→ **WORK ITEM**: Please tell how many of the lines below contain "underline", using only a number.

App and web page records:
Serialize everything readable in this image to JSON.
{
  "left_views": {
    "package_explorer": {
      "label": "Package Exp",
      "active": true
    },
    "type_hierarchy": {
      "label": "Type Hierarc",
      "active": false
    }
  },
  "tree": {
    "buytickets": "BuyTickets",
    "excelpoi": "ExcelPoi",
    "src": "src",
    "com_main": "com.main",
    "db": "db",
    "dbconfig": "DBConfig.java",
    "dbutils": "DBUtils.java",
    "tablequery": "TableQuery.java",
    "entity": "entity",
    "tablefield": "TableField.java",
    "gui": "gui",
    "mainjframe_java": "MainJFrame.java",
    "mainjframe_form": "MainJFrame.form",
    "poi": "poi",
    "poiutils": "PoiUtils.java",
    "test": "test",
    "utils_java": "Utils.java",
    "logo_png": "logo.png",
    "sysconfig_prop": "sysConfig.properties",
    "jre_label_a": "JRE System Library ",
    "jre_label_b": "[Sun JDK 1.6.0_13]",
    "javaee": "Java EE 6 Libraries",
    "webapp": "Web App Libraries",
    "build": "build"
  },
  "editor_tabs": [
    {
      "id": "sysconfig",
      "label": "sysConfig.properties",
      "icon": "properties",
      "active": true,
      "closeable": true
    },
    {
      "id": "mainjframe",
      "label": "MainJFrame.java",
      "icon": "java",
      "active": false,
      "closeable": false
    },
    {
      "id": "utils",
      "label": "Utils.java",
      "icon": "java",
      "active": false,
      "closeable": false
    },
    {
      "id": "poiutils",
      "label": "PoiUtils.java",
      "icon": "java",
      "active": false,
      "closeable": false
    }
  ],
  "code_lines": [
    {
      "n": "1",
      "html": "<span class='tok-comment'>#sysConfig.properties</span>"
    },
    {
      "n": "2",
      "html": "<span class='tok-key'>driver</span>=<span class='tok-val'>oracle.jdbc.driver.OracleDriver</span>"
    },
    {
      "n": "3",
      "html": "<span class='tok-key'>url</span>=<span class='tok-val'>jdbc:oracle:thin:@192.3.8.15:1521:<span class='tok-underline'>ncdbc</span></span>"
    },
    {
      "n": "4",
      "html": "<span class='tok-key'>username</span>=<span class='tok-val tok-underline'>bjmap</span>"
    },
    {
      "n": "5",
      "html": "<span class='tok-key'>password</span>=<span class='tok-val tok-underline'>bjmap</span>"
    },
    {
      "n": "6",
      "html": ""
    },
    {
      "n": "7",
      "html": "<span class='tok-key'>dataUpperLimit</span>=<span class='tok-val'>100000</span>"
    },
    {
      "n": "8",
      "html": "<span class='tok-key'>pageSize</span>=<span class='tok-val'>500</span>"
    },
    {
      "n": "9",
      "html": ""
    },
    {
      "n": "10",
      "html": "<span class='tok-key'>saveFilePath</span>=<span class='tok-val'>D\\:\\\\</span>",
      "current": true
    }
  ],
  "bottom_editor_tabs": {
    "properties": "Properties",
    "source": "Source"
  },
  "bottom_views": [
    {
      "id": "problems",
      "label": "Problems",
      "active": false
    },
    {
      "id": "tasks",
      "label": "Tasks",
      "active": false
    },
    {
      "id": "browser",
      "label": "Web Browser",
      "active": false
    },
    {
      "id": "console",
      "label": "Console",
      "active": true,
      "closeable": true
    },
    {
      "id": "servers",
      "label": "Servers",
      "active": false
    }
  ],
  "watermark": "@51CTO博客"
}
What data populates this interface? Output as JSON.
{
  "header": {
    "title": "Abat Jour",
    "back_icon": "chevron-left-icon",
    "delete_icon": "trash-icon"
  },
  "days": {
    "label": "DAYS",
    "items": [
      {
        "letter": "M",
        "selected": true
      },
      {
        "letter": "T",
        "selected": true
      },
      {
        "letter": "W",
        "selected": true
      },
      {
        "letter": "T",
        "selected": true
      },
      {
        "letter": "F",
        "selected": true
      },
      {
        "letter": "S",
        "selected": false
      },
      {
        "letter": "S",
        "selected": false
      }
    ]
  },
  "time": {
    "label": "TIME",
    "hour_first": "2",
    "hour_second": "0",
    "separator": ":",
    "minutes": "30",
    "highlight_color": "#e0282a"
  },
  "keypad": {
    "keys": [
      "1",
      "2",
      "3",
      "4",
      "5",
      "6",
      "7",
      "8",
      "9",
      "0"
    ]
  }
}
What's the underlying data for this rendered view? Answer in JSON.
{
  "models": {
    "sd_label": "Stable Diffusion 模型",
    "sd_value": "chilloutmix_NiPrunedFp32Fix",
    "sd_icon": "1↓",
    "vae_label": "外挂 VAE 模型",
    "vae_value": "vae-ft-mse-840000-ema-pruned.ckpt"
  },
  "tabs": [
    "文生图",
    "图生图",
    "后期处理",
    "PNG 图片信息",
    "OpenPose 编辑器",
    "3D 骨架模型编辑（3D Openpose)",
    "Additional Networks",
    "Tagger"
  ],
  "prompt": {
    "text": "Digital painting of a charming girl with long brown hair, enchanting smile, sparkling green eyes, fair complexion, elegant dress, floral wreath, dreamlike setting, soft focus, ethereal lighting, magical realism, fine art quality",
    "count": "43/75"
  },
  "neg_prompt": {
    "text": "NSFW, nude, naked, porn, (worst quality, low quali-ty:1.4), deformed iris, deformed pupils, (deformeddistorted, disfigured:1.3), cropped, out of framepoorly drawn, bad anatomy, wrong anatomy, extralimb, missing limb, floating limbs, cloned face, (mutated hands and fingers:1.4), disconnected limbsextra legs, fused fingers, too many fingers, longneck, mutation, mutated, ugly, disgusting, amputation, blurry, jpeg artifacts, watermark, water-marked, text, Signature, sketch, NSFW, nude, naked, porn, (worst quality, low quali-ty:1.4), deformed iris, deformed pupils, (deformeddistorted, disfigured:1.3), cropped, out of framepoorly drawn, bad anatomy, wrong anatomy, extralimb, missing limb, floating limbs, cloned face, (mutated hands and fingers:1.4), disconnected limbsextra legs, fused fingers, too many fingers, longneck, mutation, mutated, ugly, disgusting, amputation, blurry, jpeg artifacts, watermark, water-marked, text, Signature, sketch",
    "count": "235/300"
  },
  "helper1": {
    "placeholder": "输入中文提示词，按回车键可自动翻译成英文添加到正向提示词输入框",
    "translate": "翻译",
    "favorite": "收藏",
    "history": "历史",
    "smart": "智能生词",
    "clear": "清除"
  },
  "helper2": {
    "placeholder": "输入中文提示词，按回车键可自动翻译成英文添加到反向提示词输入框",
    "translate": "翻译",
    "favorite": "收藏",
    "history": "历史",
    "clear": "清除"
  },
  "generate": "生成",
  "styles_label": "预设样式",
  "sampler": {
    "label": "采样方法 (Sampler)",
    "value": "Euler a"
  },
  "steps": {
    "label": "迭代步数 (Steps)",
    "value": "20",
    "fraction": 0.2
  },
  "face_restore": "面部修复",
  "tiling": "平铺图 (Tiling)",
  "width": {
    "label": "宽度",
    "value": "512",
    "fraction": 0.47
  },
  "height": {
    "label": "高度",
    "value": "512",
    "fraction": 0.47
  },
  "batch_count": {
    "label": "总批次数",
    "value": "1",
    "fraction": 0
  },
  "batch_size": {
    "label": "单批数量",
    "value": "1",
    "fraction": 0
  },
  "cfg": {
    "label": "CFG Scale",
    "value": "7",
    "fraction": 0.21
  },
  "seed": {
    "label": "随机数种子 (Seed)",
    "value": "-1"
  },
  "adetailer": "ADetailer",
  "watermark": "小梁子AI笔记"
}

→ **TASK RESPONSE**: 3